June 2019 Bar Bulletin
By Cynthia Jones
and Karen Orehoski
On a chilly May morning in 2019, on the campus of the University of Washington, we walk past the Women’s Center in Cunningham Hall, onto the tree-lined path beneath leafy branches, and past the wisterias’ vibrant purple to enter William H. Gates Hall.
We climb the stairs to the second floor, where one of the legal community’s most esteemed members does her work. She sits in a corner of the law school, a quiet, unassuming woman who surrounds herself with the “things that make me smile,” including a sacred corner in her office dedicated to a man she helped exonerate in 2010 after he spent 17 years of his life in prison for a crime he did not commit.

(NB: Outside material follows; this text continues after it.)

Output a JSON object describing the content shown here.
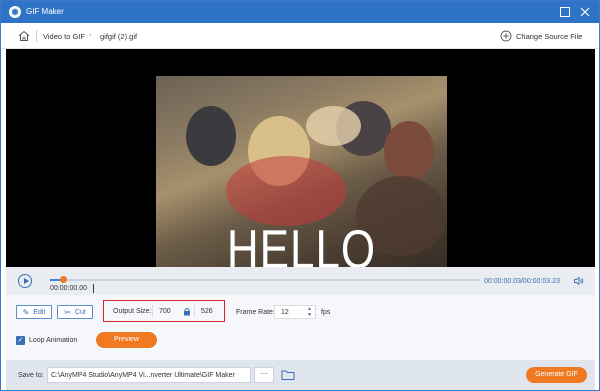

Professor Jackie McMurtrie points to the shrine in honor of Larry Davis, toward the art works created by his own hands including an ornately painted drum depicting brightly colored salmon, a pair that overlap on a deep blue background, that are all the more meaningful when she says, “he passed away summer before last.”

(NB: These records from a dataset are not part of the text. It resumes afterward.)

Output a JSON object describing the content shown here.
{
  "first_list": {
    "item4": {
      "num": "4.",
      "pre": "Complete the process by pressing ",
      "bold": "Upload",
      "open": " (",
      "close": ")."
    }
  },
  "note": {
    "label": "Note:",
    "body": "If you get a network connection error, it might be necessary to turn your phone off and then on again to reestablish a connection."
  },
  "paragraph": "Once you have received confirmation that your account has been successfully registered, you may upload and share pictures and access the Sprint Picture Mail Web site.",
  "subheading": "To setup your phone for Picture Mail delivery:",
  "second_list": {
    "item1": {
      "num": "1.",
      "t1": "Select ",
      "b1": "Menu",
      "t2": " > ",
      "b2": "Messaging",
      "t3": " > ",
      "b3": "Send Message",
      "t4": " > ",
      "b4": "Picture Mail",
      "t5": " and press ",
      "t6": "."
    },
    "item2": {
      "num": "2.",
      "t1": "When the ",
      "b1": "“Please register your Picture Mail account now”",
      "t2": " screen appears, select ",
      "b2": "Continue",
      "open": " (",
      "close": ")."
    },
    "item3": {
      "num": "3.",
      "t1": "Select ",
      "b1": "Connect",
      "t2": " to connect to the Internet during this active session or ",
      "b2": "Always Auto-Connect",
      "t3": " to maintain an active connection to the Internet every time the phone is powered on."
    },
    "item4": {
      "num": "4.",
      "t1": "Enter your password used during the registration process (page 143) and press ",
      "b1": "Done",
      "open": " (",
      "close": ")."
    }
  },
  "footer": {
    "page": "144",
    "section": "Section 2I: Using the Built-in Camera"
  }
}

Davis is one of 14 innocent people McMurtrie has helped exonerate over the more than 20 years since she launched the Innocence Project Northwest. This month, her organization will receive one of the King County Bar Association’s highest honors — the Friend of the Legal Profession Award.
McMurtrie’s inspiration to launch the Innocence Project Northwest happened in part because of her own experience as a public defender representing a man charged with murder.
“We were able to prove he was in another state, thanks to our investigator. This was pre-internet and before cell phones. Without those resources, my client could’ve easily been convicted,” McMurtrie said.
Another contributing factor was when she watched a PBS “Frontline” documentary, “What Jennifer Saw,” the story of Ronald Cotton’s conviction for a crime he did not commit and his subsequent exoneration in July 1995 after he already served 10½ years of his sentence.
“It left an impression,” McMurtrie said. “If this case happens [a wrongful conviction] when everything goes right, from a good lawyer, to a well-meaning prosecutor, then anything can happen.”
The final push that moved McMurtrie from theory of an innocence project to the reality of one, was when Barry Scheck came to Seattle. Scheck is known for his landmark litigation that set standards for forensic application of DNA technology and is the co-founder of the first Innocence Project in New York City in 1992.
“He told me, ‘I’ll speak to the law school if you’ll start the project,’” McMurtrie recalled. And start it, she did — in 1997, the Innocence Project Northwest was born.
The 2019 Friend of the Legal Profession Award from the King County Bar Association originated with a nomination from Michael Wampold, a Seattle lawyer and UW Law School graduate, who along with his law-firm partner and fellow UW Law graduate Felix Luna, represented Ted Bradford beginning in 2002.
For six years, IPNW worked for post-conviction DNA testing to exonerate Bradford. When the conviction was vacated by the Washington Court of Appeals, Division III, the state retried Bradford. He was acquitted. McMurtrie framed a copy of the Judgment of Acquittal, dated February 11, 2010, where it sits on her bookshelf as one of the “things that make me smile.”
When asked about the award, McMurtrie said, “I’m busting my buttons with pride.” And the expression on her face showed that she meant what she said.
Now, more than 20 years after its founding, the Innocence Project Northwest is undergoing what McMurtrie calls “quite a transition, we’re excited about the changes.” McMurtrie, along with Policy Director Lara Zarowsky, will change the organization’s name to Washington Innocence Project and become an independent 501(c)(3) nonprofit.
When asked what that might look like, Zarowsky chimed in with enthusiasm. “Physically, we’ll stay here in the law school for now,” she said, “but we’re looking for a place where we can house ourselves, perhaps in the corner of a law firm in town.”
Zarowsky, who sports a friendly smile and witty demeanor, sits next to McMurtrie and says, “The cases are driving the change.” She added that with the name change, they hope to foster a better understanding of the work they do.
Zarowsky’s achievements and her work for IPNW could fill another article on the subject altogether, including her tireless work at the Washington Legislature, where this year she helped pass a bill under which, among other things, prosecutors will be mandated to track “incentivized witnesses,” or in more casual terms, “snitches.” The bill will be signed into law by the time this issue goes to press.
The announcement of the new name goes official on June 14 at the “Stand for Innocence” event — the project’s annual fundraiser. And just as IPNW began in 1997, it is fitting that with the rollout of the name change, Barry Scheck will return to Seattle and serve as the event’s keynote speaker.